WHAT NEEDS TO BE DONE | From the listing below, copy each line that contains the word "документа".

SUPPLIED ENTRIES |
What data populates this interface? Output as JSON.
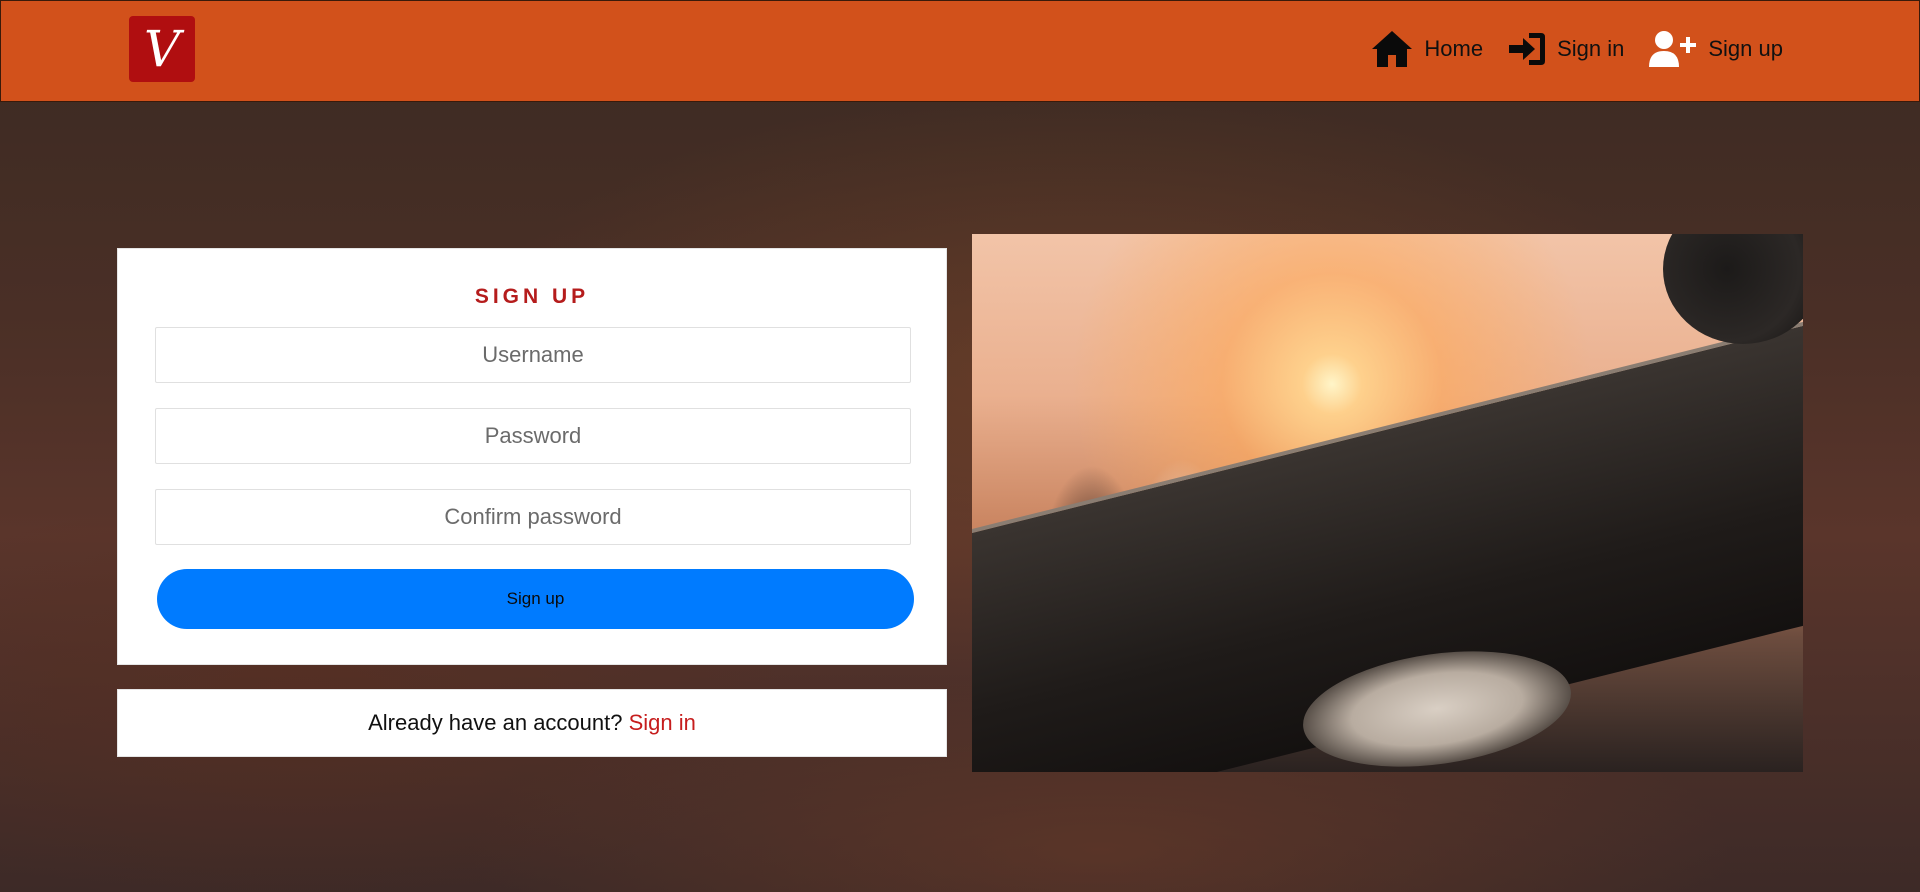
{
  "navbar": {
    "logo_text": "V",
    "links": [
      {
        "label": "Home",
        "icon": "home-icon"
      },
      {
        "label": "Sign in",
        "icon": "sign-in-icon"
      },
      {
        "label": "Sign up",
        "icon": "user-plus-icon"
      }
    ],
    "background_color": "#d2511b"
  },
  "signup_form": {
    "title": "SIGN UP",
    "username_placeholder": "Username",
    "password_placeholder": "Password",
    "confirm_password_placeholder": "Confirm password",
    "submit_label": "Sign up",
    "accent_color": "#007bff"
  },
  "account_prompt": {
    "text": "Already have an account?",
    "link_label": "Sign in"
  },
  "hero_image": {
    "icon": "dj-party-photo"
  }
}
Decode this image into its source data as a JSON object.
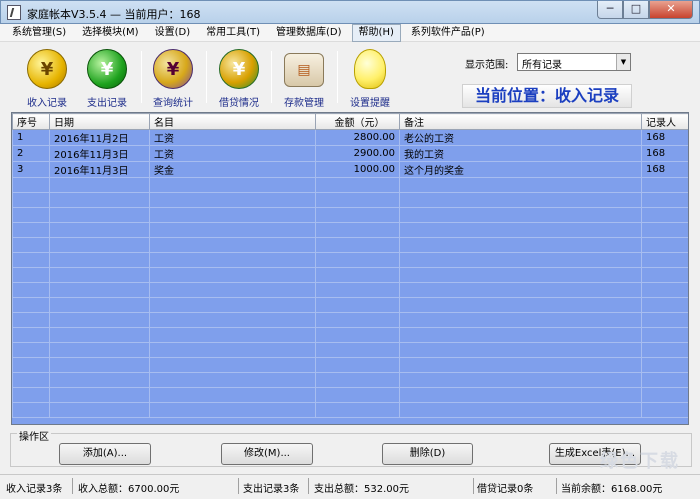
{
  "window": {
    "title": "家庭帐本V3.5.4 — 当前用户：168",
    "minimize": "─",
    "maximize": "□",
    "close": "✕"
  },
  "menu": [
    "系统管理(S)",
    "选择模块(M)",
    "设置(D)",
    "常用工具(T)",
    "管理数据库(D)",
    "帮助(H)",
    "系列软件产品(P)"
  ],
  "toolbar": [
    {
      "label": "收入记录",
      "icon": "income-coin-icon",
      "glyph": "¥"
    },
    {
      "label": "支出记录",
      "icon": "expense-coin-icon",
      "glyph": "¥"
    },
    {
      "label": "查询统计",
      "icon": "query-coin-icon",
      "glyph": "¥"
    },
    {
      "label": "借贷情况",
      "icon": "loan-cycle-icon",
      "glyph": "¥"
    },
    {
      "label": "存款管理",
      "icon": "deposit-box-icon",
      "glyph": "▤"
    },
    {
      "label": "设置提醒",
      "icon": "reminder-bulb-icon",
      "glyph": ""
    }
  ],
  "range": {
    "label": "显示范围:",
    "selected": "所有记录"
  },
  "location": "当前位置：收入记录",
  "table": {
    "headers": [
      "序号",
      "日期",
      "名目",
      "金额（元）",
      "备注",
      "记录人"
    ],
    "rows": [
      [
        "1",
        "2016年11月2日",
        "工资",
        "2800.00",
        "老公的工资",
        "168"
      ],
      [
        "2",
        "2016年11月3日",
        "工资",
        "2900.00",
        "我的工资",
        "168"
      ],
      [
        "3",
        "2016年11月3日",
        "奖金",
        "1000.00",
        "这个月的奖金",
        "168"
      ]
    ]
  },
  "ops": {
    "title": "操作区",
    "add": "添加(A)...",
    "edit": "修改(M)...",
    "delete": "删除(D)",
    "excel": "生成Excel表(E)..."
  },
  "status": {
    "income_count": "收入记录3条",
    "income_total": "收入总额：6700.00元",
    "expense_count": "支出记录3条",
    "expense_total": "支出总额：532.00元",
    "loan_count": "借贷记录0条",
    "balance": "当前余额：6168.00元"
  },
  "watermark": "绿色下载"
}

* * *

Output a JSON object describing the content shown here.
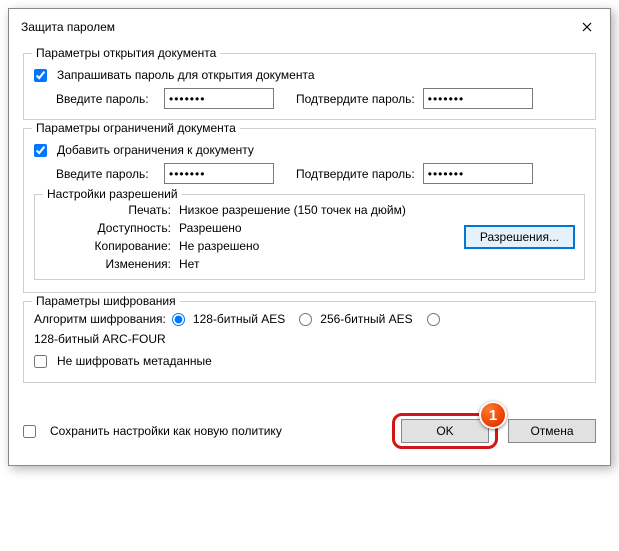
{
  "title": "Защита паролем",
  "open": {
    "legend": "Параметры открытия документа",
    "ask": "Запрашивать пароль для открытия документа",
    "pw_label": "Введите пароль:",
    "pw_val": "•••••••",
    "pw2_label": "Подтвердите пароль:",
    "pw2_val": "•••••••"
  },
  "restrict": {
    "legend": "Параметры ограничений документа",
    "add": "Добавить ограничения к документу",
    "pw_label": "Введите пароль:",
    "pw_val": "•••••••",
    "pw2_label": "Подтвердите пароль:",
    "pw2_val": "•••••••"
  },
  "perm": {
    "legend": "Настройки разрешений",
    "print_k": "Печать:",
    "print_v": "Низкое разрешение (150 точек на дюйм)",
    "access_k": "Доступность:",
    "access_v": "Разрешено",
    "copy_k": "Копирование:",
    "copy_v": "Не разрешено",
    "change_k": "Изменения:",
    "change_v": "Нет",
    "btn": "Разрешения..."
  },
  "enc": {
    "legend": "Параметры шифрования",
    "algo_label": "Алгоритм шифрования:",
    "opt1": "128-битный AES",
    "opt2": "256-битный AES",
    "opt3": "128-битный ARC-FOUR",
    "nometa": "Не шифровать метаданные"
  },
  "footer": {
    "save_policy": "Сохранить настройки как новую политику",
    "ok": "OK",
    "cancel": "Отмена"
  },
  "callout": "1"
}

ANSWER SPACE |
    "legend": "Параметры открытия документа",
    "ask": "Запрашивать пароль для открытия документа",
    "legend": "Параметры ограничений документа",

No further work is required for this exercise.